The couple were apparently popular and appreciated in all their different locations. When they were about to leave Sherman after the sale of the Mohawk Company, a newspaper article expressed the community’s regret, commenting on the Bellingers’ “open-hearted generosity in every good cause. Their interest in the young men of our community has meant much to the development of our youth. The number of young men who ‘have had their chance’ through their influences is legion,” the writer said.
Mr. and Mrs. Bellinger began spending summers at Magnolia and planned to build a permanent home there. Plans were somewhat delayed when Mr. Bellinger became ill and died in 1930. The home and the beautiful gardens of the Magnolia estate were completed following Mr. Bellinger’s death.
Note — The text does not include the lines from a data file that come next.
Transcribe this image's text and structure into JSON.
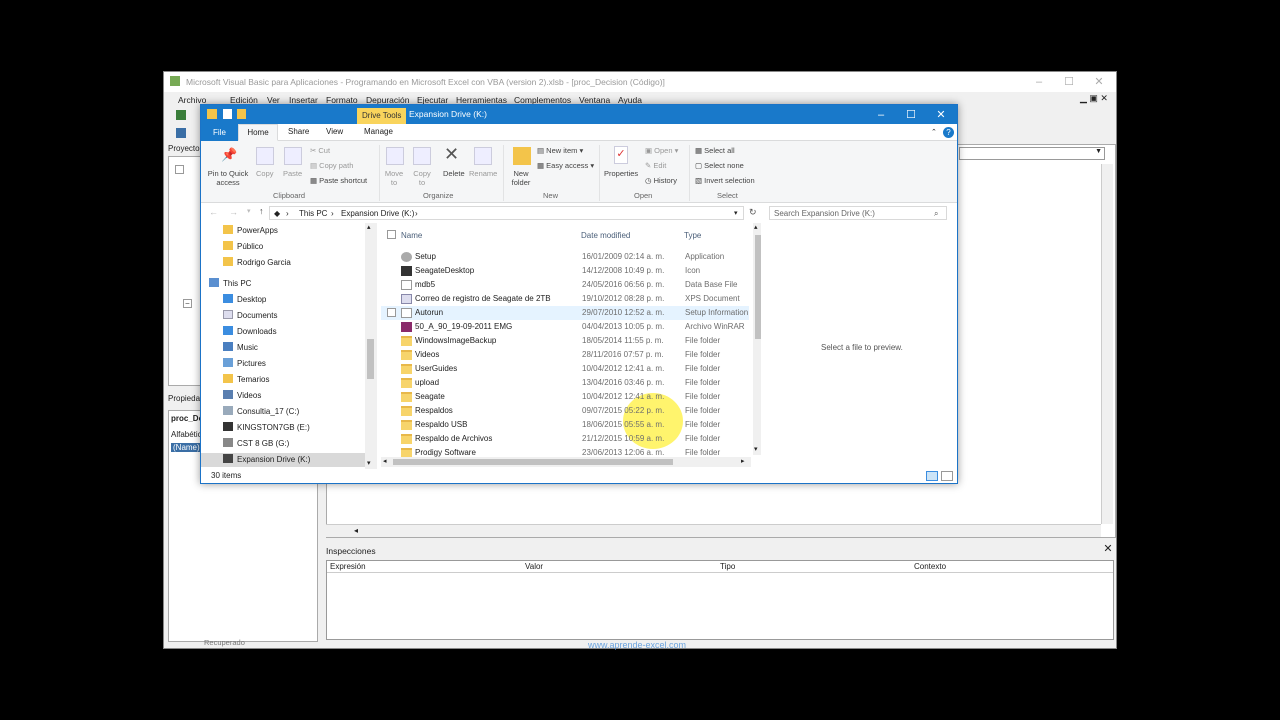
{
  "vba": {
    "title": "Microsoft Visual Basic para Aplicaciones - Programando en Microsoft Excel con VBA (version 2).xlsb - [proc_Decision (Código)]",
    "menu": [
      "Archivo",
      "Edición",
      "Ver",
      "Insertar",
      "Formato",
      "Depuración",
      "Ejecutar",
      "Herramientas",
      "Complementos",
      "Ventana",
      "Ayuda"
    ],
    "project_label": "Proyecto",
    "properties_label": "Propiedades",
    "props_object": "proc_De",
    "props_tab": "Alfabétic",
    "props_name": "(Name)",
    "inspections": {
      "title": "Inspecciones",
      "columns": [
        "Expresión",
        "Valor",
        "Tipo",
        "Contexto"
      ]
    },
    "status": "Recuperado",
    "watermark": "www.aprende-excel.com"
  },
  "explorer": {
    "context_tab": "Drive Tools",
    "title": "Expansion Drive (K:)",
    "tabs": {
      "file": "File",
      "home": "Home",
      "share": "Share",
      "view": "View",
      "manage": "Manage"
    },
    "ribbon": {
      "pin": "Pin to Quick access",
      "copy": "Copy",
      "paste": "Paste",
      "cut": "Cut",
      "copy_path": "Copy path",
      "paste_shortcut": "Paste shortcut",
      "clipboard": "Clipboard",
      "move_to": "Move to",
      "copy_to": "Copy to",
      "delete": "Delete",
      "rename": "Rename",
      "organize": "Organize",
      "new_folder": "New folder",
      "new_item": "New item",
      "easy_access": "Easy access",
      "new": "New",
      "properties": "Properties",
      "open": "Open",
      "edit": "Edit",
      "history": "History",
      "open_group": "Open",
      "select_all": "Select all",
      "select_none": "Select none",
      "invert_selection": "Invert selection",
      "select": "Select"
    },
    "address": {
      "this_pc": "This PC",
      "drive": "Expansion Drive (K:)"
    },
    "search_placeholder": "Search Expansion Drive (K:)",
    "nav": [
      "PowerApps",
      "Público",
      "Rodrigo Garcia",
      "This PC",
      "Desktop",
      "Documents",
      "Downloads",
      "Music",
      "Pictures",
      "Temarios",
      "Videos",
      "Consultia_17 (C:)",
      "KINGSTON7GB (E:)",
      "CST 8 GB (G:)",
      "Expansion Drive (K:)"
    ],
    "columns": {
      "name": "Name",
      "date": "Date modified",
      "type": "Type"
    },
    "files": [
      {
        "name": "Setup",
        "date": "16/01/2009 02:14 a. m.",
        "type": "Application"
      },
      {
        "name": "SeagateDesktop",
        "date": "14/12/2008 10:49 p. m.",
        "type": "Icon"
      },
      {
        "name": "mdb5",
        "date": "24/05/2016 06:56 p. m.",
        "type": "Data Base File"
      },
      {
        "name": "Correo de registro de Seagate de 2TB",
        "date": "19/10/2012 08:28 p. m.",
        "type": "XPS Document"
      },
      {
        "name": "Autorun",
        "date": "29/07/2010 12:52 a. m.",
        "type": "Setup Information"
      },
      {
        "name": "50_A_90_19-09-2011 EMG",
        "date": "04/04/2013 10:05 p. m.",
        "type": "Archivo WinRAR"
      },
      {
        "name": "WindowsImageBackup",
        "date": "18/05/2014 11:55 p. m.",
        "type": "File folder"
      },
      {
        "name": "Videos",
        "date": "28/11/2016 07:57 p. m.",
        "type": "File folder"
      },
      {
        "name": "UserGuides",
        "date": "10/04/2012 12:41 a. m.",
        "type": "File folder"
      },
      {
        "name": "upload",
        "date": "13/04/2016 03:46 p. m.",
        "type": "File folder"
      },
      {
        "name": "Seagate",
        "date": "10/04/2012 12:41 a. m.",
        "type": "File folder"
      },
      {
        "name": "Respaldos",
        "date": "09/07/2015 05:22 p. m.",
        "type": "File folder"
      },
      {
        "name": "Respaldo USB",
        "date": "18/06/2015 05:55 a. m.",
        "type": "File folder"
      },
      {
        "name": "Respaldo de Archivos",
        "date": "21/12/2015 10:59 a. m.",
        "type": "File folder"
      },
      {
        "name": "Prodigy Software",
        "date": "23/06/2013 12:06 a. m.",
        "type": "File folder"
      }
    ],
    "preview_text": "Select a file to preview.",
    "status": "30 items"
  }
}
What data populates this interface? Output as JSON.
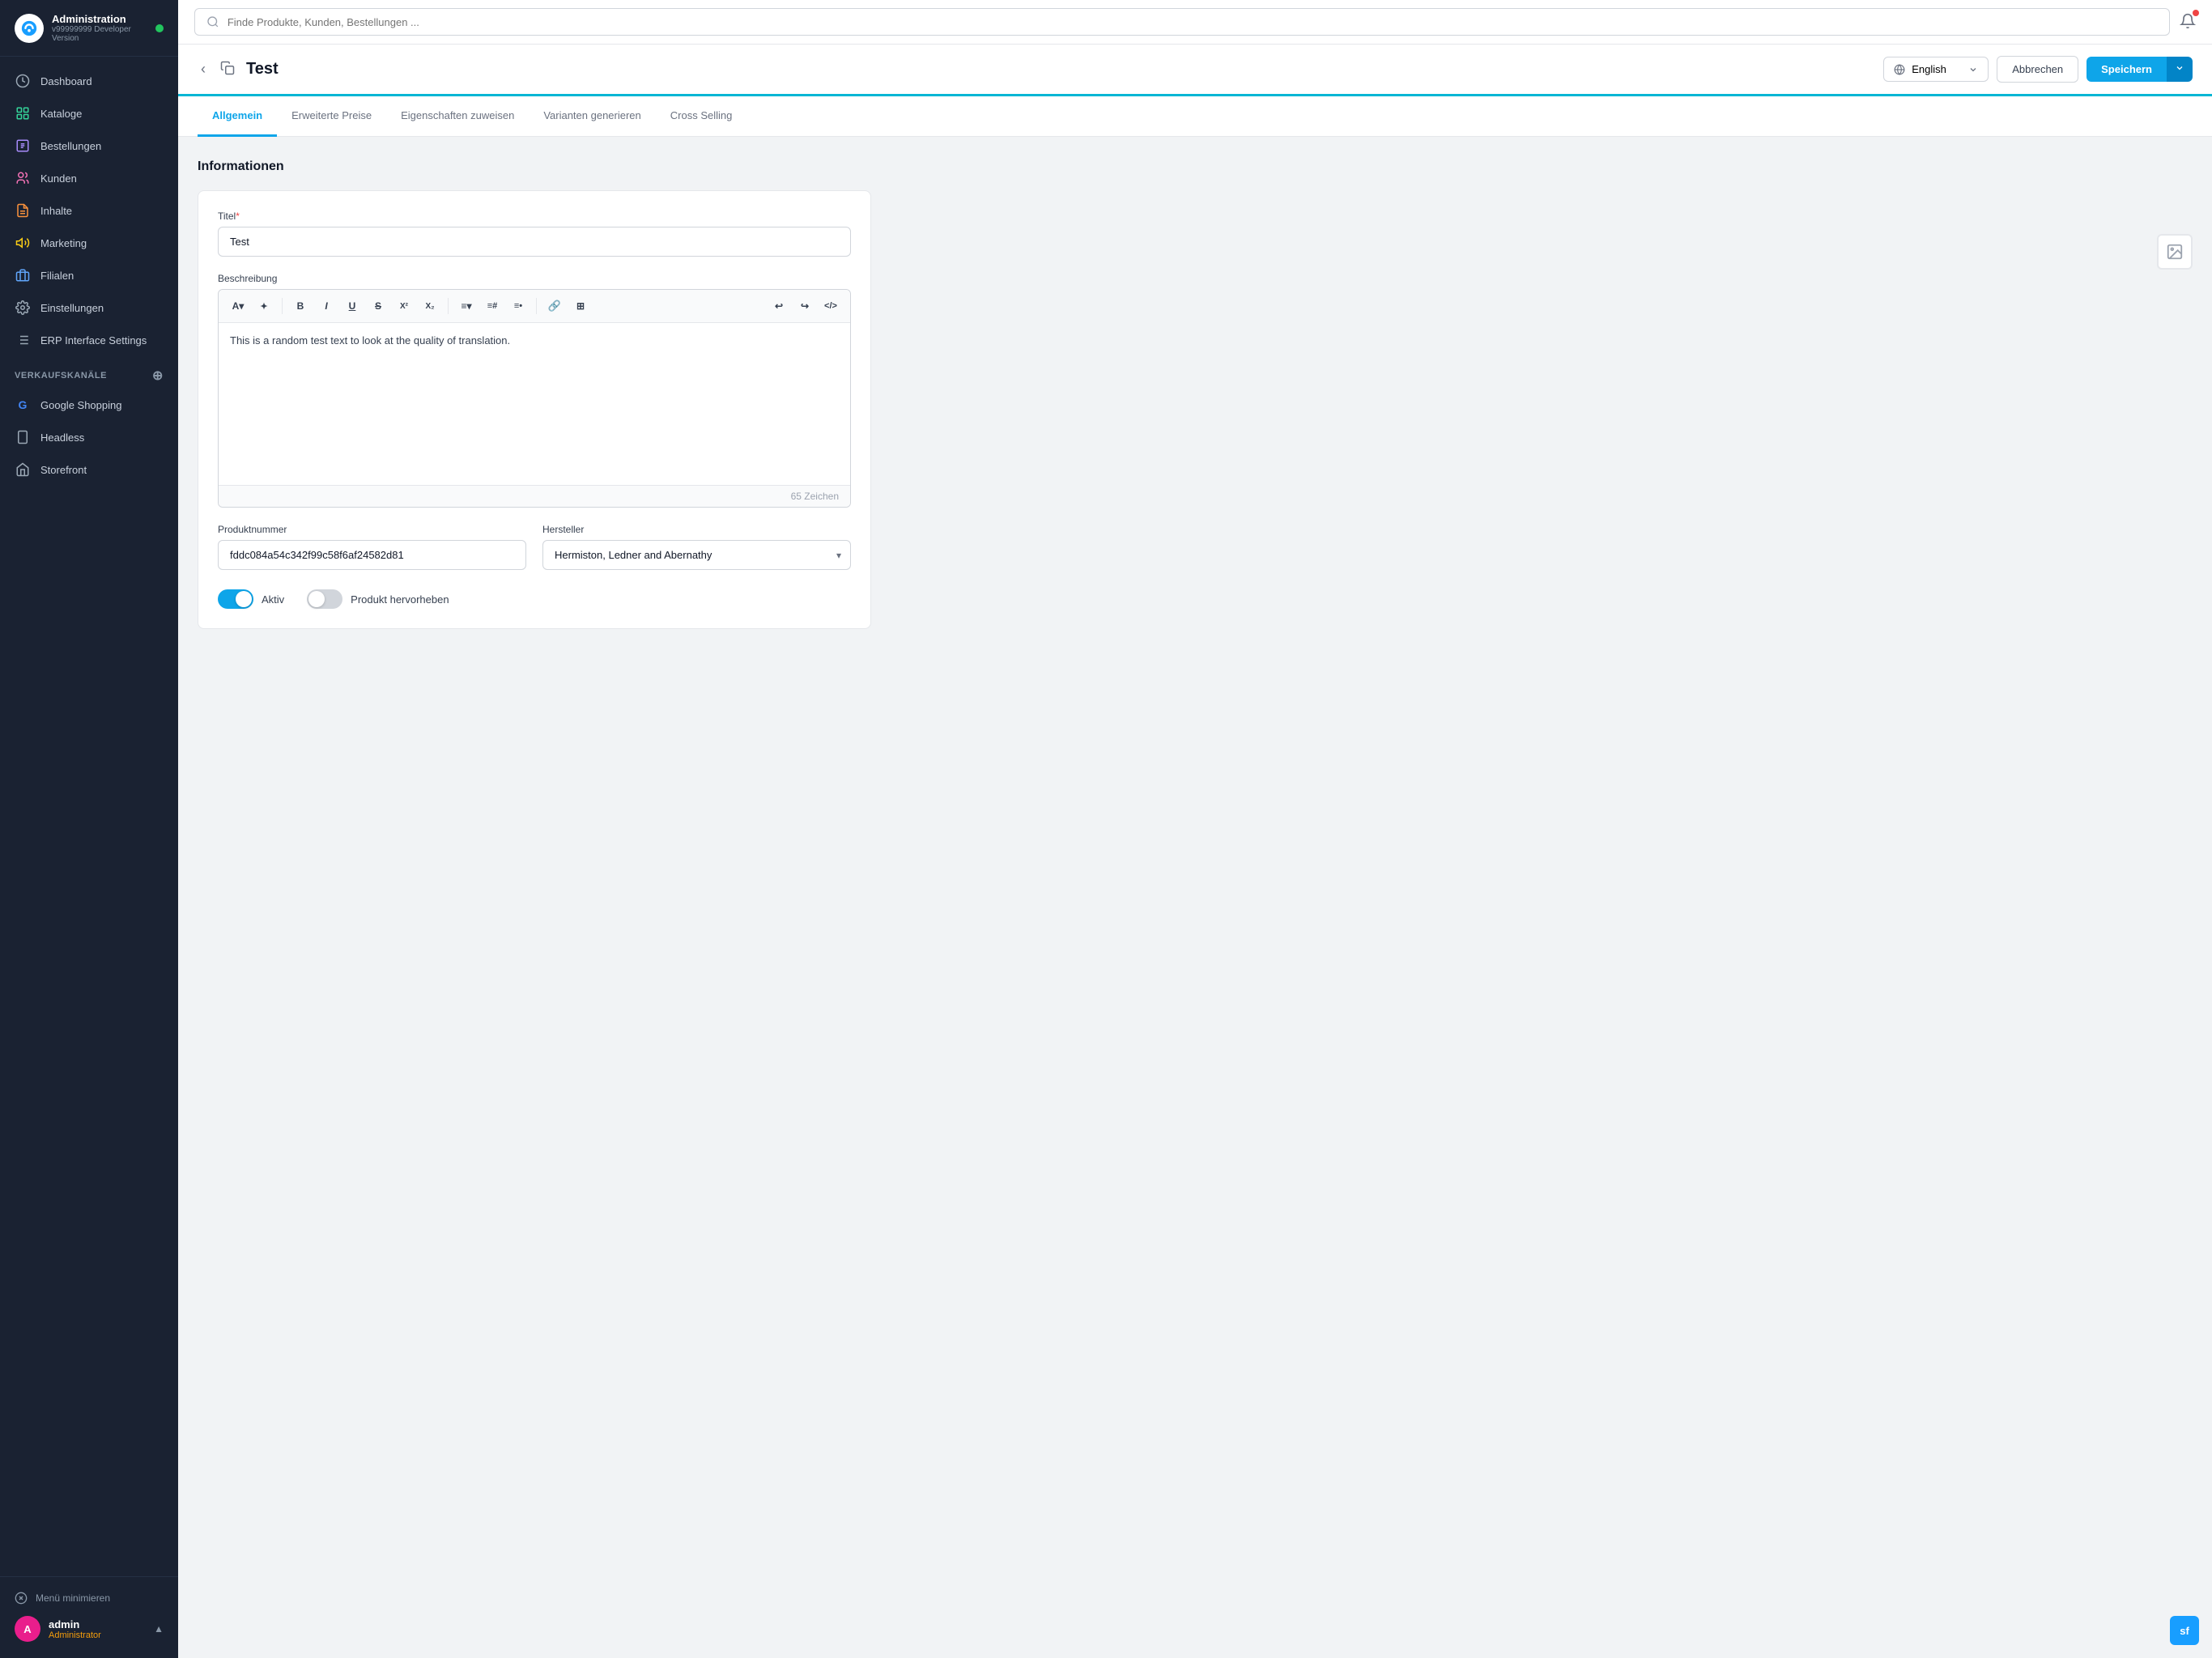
{
  "brand": {
    "name": "Administration",
    "version": "v99999999 Developer Version",
    "status_dot": "online"
  },
  "nav": {
    "items": [
      {
        "id": "dashboard",
        "label": "Dashboard",
        "icon": "dashboard"
      },
      {
        "id": "kataloge",
        "label": "Kataloge",
        "icon": "kataloge"
      },
      {
        "id": "bestellungen",
        "label": "Bestellungen",
        "icon": "bestellungen"
      },
      {
        "id": "kunden",
        "label": "Kunden",
        "icon": "kunden"
      },
      {
        "id": "inhalte",
        "label": "Inhalte",
        "icon": "inhalte"
      },
      {
        "id": "marketing",
        "label": "Marketing",
        "icon": "marketing"
      },
      {
        "id": "filialen",
        "label": "Filialen",
        "icon": "filialen"
      },
      {
        "id": "einstellungen",
        "label": "Einstellungen",
        "icon": "einstellungen"
      },
      {
        "id": "erp",
        "label": "ERP Interface Settings",
        "icon": "erp"
      }
    ],
    "sales_channels_label": "Verkaufskanäle",
    "sales_channels": [
      {
        "id": "google",
        "label": "Google Shopping",
        "icon": "G"
      },
      {
        "id": "headless",
        "label": "Headless",
        "icon": "H"
      },
      {
        "id": "storefront",
        "label": "Storefront",
        "icon": "S"
      }
    ]
  },
  "footer": {
    "minimize_label": "Menü minimieren",
    "user": {
      "initial": "A",
      "name": "admin",
      "role": "Administrator"
    }
  },
  "topbar": {
    "search_placeholder": "Finde Produkte, Kunden, Bestellungen ..."
  },
  "page_header": {
    "title": "Test",
    "language": "English",
    "cancel_label": "Abbrechen",
    "save_label": "Speichern"
  },
  "tabs": [
    {
      "id": "allgemein",
      "label": "Allgemein",
      "active": true
    },
    {
      "id": "erweiterte-preise",
      "label": "Erweiterte Preise",
      "active": false
    },
    {
      "id": "eigenschaften",
      "label": "Eigenschaften zuweisen",
      "active": false
    },
    {
      "id": "varianten",
      "label": "Varianten generieren",
      "active": false
    },
    {
      "id": "cross-selling",
      "label": "Cross Selling",
      "active": false
    }
  ],
  "form": {
    "section_title": "Informationen",
    "titel_label": "Titel",
    "titel_required": "*",
    "titel_value": "Test",
    "beschreibung_label": "Beschreibung",
    "editor_content": "This is a random test text to look at the quality of translation.",
    "char_count": "65 Zeichen",
    "produktnummer_label": "Produktnummer",
    "produktnummer_value": "fddc084a54c342f99c58f6af24582d81",
    "hersteller_label": "Hersteller",
    "hersteller_value": "Hermiston, Ledner and Abernathy",
    "aktiv_label": "Aktiv",
    "hervorheben_label": "Produkt hervorheben"
  },
  "toolbar_buttons": [
    {
      "id": "font",
      "label": "A▾"
    },
    {
      "id": "magic",
      "label": "✦"
    },
    {
      "id": "bold",
      "label": "B"
    },
    {
      "id": "italic",
      "label": "I"
    },
    {
      "id": "underline",
      "label": "U"
    },
    {
      "id": "strikethrough",
      "label": "S̶"
    },
    {
      "id": "superscript",
      "label": "X²"
    },
    {
      "id": "subscript",
      "label": "X₂"
    },
    {
      "id": "align",
      "label": "≡▾"
    },
    {
      "id": "list-ordered",
      "label": "≡#"
    },
    {
      "id": "list-bullet",
      "label": "≡•"
    },
    {
      "id": "link",
      "label": "🔗"
    },
    {
      "id": "table",
      "label": "⊞"
    },
    {
      "id": "undo",
      "label": "↩"
    },
    {
      "id": "redo",
      "label": "↪"
    },
    {
      "id": "code",
      "label": "<>"
    }
  ]
}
Mr. and Mrs. Bellinger were the parents of a daughter, Janet, born in 1914. During some of Janet’s school years, Mrs. Bellinger maintained a home in Jamestown where her daughter attended school. Later Janet attended National Park Seminary in Washington, D.C., and RollinsCollege in Winter Park, Florida. While studying music in New York City, she met and married William I. Parker. She and her husband lived in New York City until after World War II when they moved to Williamsville, New York, where Mr. Parker had established a business. While living in Williamsville, Mr. and Mrs. Parker became the parents of three children: John, who died in infancy; Bertram Bellinger Parker and Geraldine Marion Parker. Janet Bellinger Parker died in 1957 and is buried in the Glenwood Cemetery in Lockport, New York.
While living at Magnolia, Mrs. Bellinger was active within the Jamestown community and belonged to the First Presbyterian Church, the Garden Club and the Fortnightly Club. She had particular interest in the YWCA and especially during the Depression supplied the means by which personal problems could be solved for many women and girls. She always remembered her friends in Corry, as well, and maintained an active interest in the Corry Memorial Hospital. At the time of the construction of a new building, Mrs. Bellinger equipped the nursery and children’s ward.
Mrs. Bellinger was a trustee of Chautauqua Institution. She served actively from 1938 until 1961 when she was elected an honorary trustee. She was an original member of the board of the Chautauqua Foundation, Inc., and served until her death which occurred October 14, 1963. Burial was made in Glenwood Cemetery in Lockport, the burial site of her husband, parents and maternal grandparents.
Geraldine’s son-in-law, William I. Parker (husband of Janet Bellinger), was one of the five incorporators of the Gebbie Foundation, and the first secretary serving until his death December 7, 1994. Her grandchildren, Geraldine Marion Parker and Bertram Bellinger Parker, were dedicated board members for over 4 decades. Bertram Parker attended the Nichols School in Buffalo and graduated from Kenyon College. Geraldine Parker attended Temple University in Philadelphia, her studies included working with Special Needs children. Nancy Waddell Gleason, great-granddaughter, became a board member in 2005, and has served as secretary of the Foundation.